In Luke 19:10, Jesus clearly states his mission: 'The Son of Man has come to seek and save the lost'. Jesus saves the lost by dying for them; Jesus seeks the lost by engaging them. Bothered at the response of the Pharisees to lostness, Jesus tells three stories that describe what seeking the lost looks like. 

The first story is about a shepherd who loses a sheep  (Luke 15:3-7); the second story is a woman who loses a coin (Luke 15:8-10); the third story is about a father who loses a son (Luke 15:11-32). In each case there is a desperate search, a finding, and a great party.

The  big difference is that, whereas the coin is an inanimate object and a sheep is an untilligent animal, the prodigal son leaves willingly; he actively chooses to be lost. Further, whereas the the sheep and the coin are found, the father of the son waits patiently until his son comes home. And the son does, coming to his senses, realising that there is no life for him better than the one in his father's house. 
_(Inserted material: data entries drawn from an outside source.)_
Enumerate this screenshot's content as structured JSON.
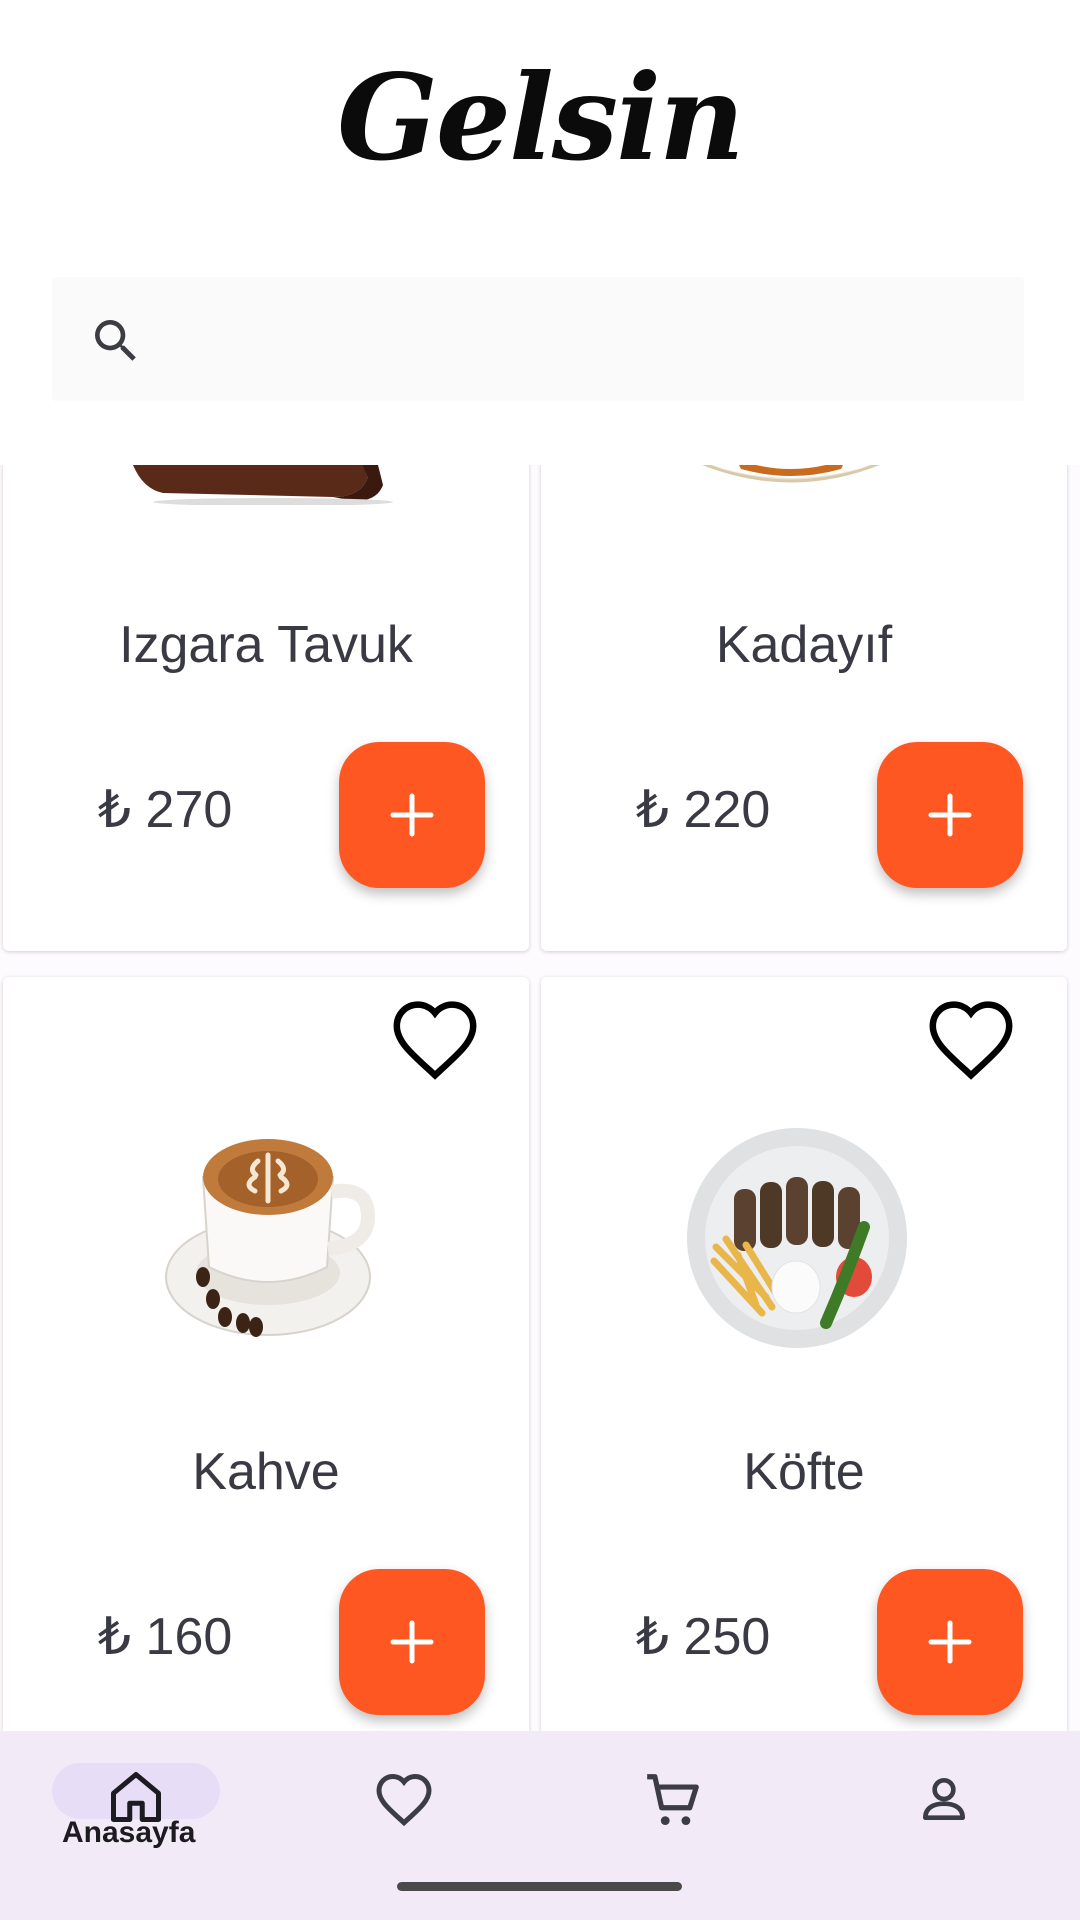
{
  "app": {
    "logo": "Gelsin"
  },
  "search": {
    "placeholder": ""
  },
  "products": [
    {
      "name": "Izgara Tavuk",
      "price": "₺ 270",
      "image": "grilled-chicken-board",
      "favorite": false
    },
    {
      "name": "Kadayıf",
      "price": "₺ 220",
      "image": "kadayif-plate",
      "favorite": false
    },
    {
      "name": "Kahve",
      "price": "₺ 160",
      "image": "coffee-cup",
      "favorite": false
    },
    {
      "name": "Köfte",
      "price": "₺ 250",
      "image": "kofte-plate",
      "favorite": false
    }
  ],
  "nav": {
    "items": [
      {
        "label": "Anasayfa",
        "icon": "home-icon",
        "active": true
      },
      {
        "label": "",
        "icon": "heart-icon",
        "active": false
      },
      {
        "label": "",
        "icon": "cart-icon",
        "active": false
      },
      {
        "label": "",
        "icon": "profile-icon",
        "active": false
      }
    ]
  },
  "colors": {
    "accent": "#ff5722",
    "nav_bg": "#f2ebf7",
    "nav_active": "#e7ddf7"
  }
}
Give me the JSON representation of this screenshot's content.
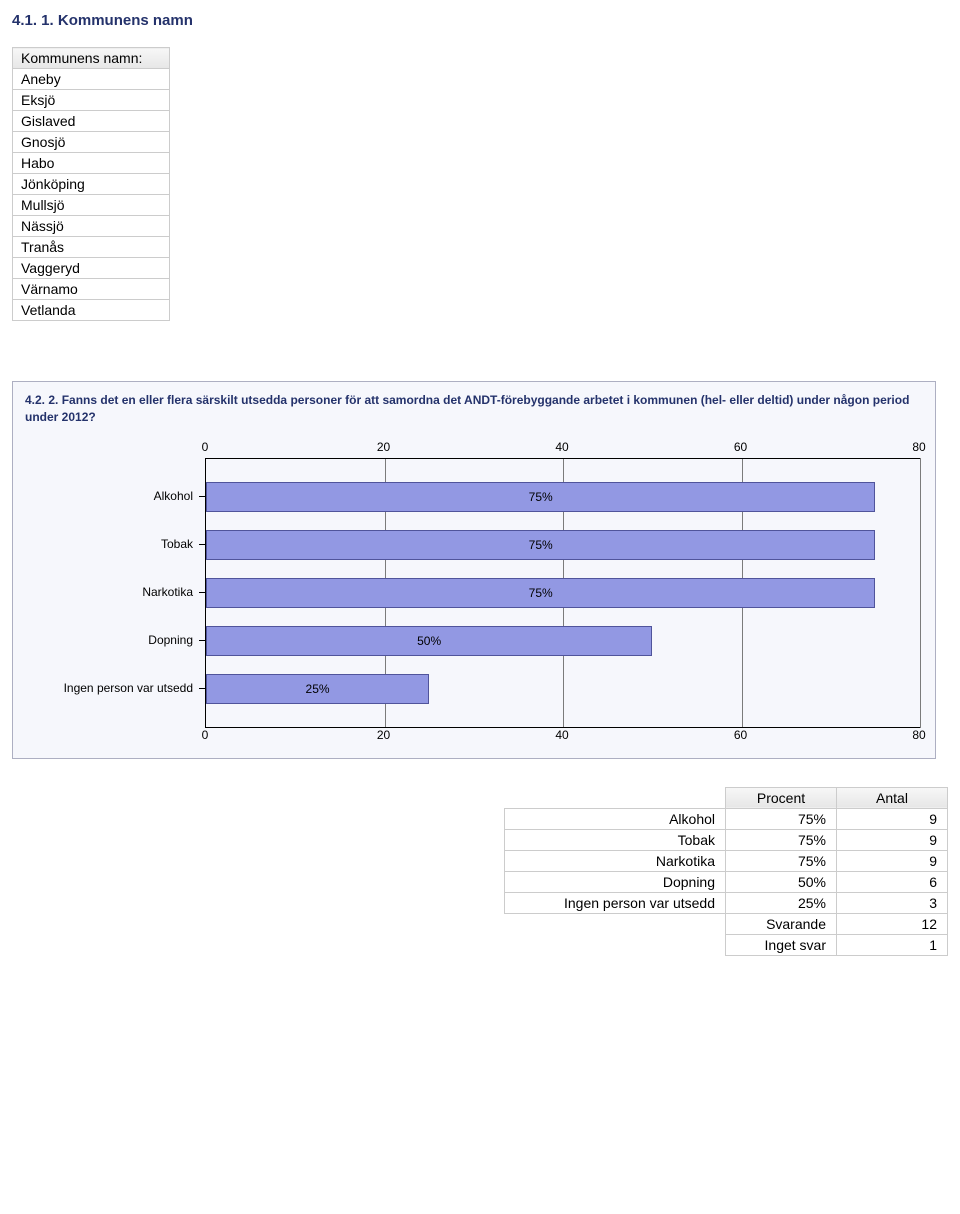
{
  "section1": {
    "title": "4.1. 1. Kommunens namn",
    "table_header": "Kommunens namn:",
    "rows": [
      "Aneby",
      "Eksjö",
      "Gislaved",
      "Gnosjö",
      "Habo",
      "Jönköping",
      "Mullsjö",
      "Nässjö",
      "Tranås",
      "Vaggeryd",
      "Värnamo",
      "Vetlanda"
    ]
  },
  "chart_data": {
    "type": "bar",
    "title": "4.2. 2. Fanns det en eller flera särskilt utsedda personer för att samordna det ANDT-förebyggande arbetet i kommunen (hel- eller deltid) under någon period under 2012?",
    "categories": [
      "Alkohol",
      "Tobak",
      "Narkotika",
      "Dopning",
      "Ingen person var utsedd"
    ],
    "values": [
      75,
      75,
      75,
      50,
      25
    ],
    "value_labels": [
      "75%",
      "75%",
      "75%",
      "50%",
      "25%"
    ],
    "xlabel": "",
    "ylabel": "",
    "xlim": [
      0,
      80
    ],
    "ticks": [
      0,
      20,
      40,
      60,
      80
    ]
  },
  "data_table": {
    "headers": [
      "Procent",
      "Antal"
    ],
    "rows": [
      {
        "label": "Alkohol",
        "procent": "75%",
        "antal": "9"
      },
      {
        "label": "Tobak",
        "procent": "75%",
        "antal": "9"
      },
      {
        "label": "Narkotika",
        "procent": "75%",
        "antal": "9"
      },
      {
        "label": "Dopning",
        "procent": "50%",
        "antal": "6"
      },
      {
        "label": "Ingen person var utsedd",
        "procent": "25%",
        "antal": "3"
      }
    ],
    "footer": [
      {
        "label": "Svarande",
        "value": "12"
      },
      {
        "label": "Inget svar",
        "value": "1"
      }
    ]
  }
}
The first two stories describe God's intense search for lost people as modelled by Jesus. The third story describes God's gracious reception of lost people when they repent and come home. Rather than relegating the son to servant status, he is reinstated as a son with a robe, a ring, and great big party.

At this point the father encounters the older brother who is upset at the father's lavish party for the profligate son who has wasted his inheritance. Whereas the older brother should have been out looking for the lost, rather, he stayed at home, and is bothered when the other son returns.

There are many truths packed into this chapter, but the Big Idea is that Jesus is the perfect older brother who has searched for us to bring us home to the father. Rather than being like the Pharisees, Jesus invites us to search for the lost with the same intensity as the shepherd searches for the sheep and the woman for the coin.

In Finding Nemo, Marlin eventually finds Nemo and gets him safely home. It took much effort and great risk, but he was successful. There are people in our lives waiting for us to be as proactive as Marlin, prodigals who need to come home to a grand welcome. Who's your Nemo?